Ignition Interlock Devices and work vehicles

There are multiple laws that require a person convicted of DUI to install an Ignition Interlock Device (IID) on their personal vehicle. There are also situations where a person who has been arrested for DUI, but not yet convicted of DUI, is required to install an IID on their personal vehicle. But what if the person has to drive a vehicle as part of their employment? What if the person drives a taxi for a living or a delivery vehicle? Does the person have to install an IID on their work vehicle or just quit their job?

The short answer to this question is if the person has a prior DUI conviction for DUI, they likely will have to quit their job (or convince their boss to allow them to install an IID on their work vehicle). This is true even if the prior DUI arrest was reduced to a lesser charge (such as Negligent Driving in the First Degree or Reckless Driving).

RCW 10.21.055, which is a relatively new law, requires a judge to order an IID in the situation above at the first court hearing, before the person has even been convicted of DUI. The law does not make any exception for a person’s work vehicle.

Ironically, there is a work vehicle exemption found in the law.

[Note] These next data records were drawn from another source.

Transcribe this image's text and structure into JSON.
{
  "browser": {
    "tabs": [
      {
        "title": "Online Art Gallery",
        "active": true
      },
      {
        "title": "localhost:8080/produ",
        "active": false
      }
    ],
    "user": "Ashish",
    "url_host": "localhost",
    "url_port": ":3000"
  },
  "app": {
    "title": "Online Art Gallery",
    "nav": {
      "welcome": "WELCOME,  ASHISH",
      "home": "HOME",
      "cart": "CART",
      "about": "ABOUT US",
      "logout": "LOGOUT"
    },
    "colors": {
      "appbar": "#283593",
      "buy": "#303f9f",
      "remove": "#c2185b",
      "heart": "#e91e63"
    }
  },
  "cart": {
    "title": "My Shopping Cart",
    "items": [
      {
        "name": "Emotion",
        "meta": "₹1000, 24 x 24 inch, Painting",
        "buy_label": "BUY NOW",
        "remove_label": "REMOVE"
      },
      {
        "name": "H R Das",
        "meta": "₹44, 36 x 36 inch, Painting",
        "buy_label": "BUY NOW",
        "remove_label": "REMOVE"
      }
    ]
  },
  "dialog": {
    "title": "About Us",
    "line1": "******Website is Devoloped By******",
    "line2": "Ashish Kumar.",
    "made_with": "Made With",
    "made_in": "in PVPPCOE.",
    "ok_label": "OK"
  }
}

RCW 46.20.720 states that once the person is convicted of DUI, and ordered to have an IID, they may be eligible for a work vehicle exemption to the IID requirement. Keep in mind, even if the person is eligible for the work vehicle exemption, they still must have an IID on their personal vehicle. There is also a 30 day (or 365 day) wait period before the person can take advantage of the work vehicle exemption.

Let me demonstrate how nonsensical these statutes are in a real word hypothetical. Lets say DUI Donny gets charged with a DUI as a teenager in the 1970s. In the case, DUI Donny has a BAC under the legal limit of .08 so he ends up having his DUI reduced to Negligent Driving in the First Degree (which is a prior DUI under RCW 10.21.055). Fast forward to 2015, DUI Donny gets stopped again for DUI, and again has a BAC under .08 (lets say .07, and yes people routinely do get charged with DUI even if their BAC is under .08). DUI Donny is employed as a delivery truck driver and is the sole income earner in his family. At DUI Donny’s first court appearance, RCW 10.21.055 requires the court to order DUI Donny to have an IID on all vehicles he drives. It will take DUI Donny several months before his case is resolved (most likely with a reduced charge, based on the below .08 BAC). However, DUI Donny will likely have to quit his job because the law does not allow any exception to the IID requirement for DUI Donny’s delivery truck he drives at work. This means that unless DUI Donny’s employer allows him to install an IID on his work vehicle, he is out of a job.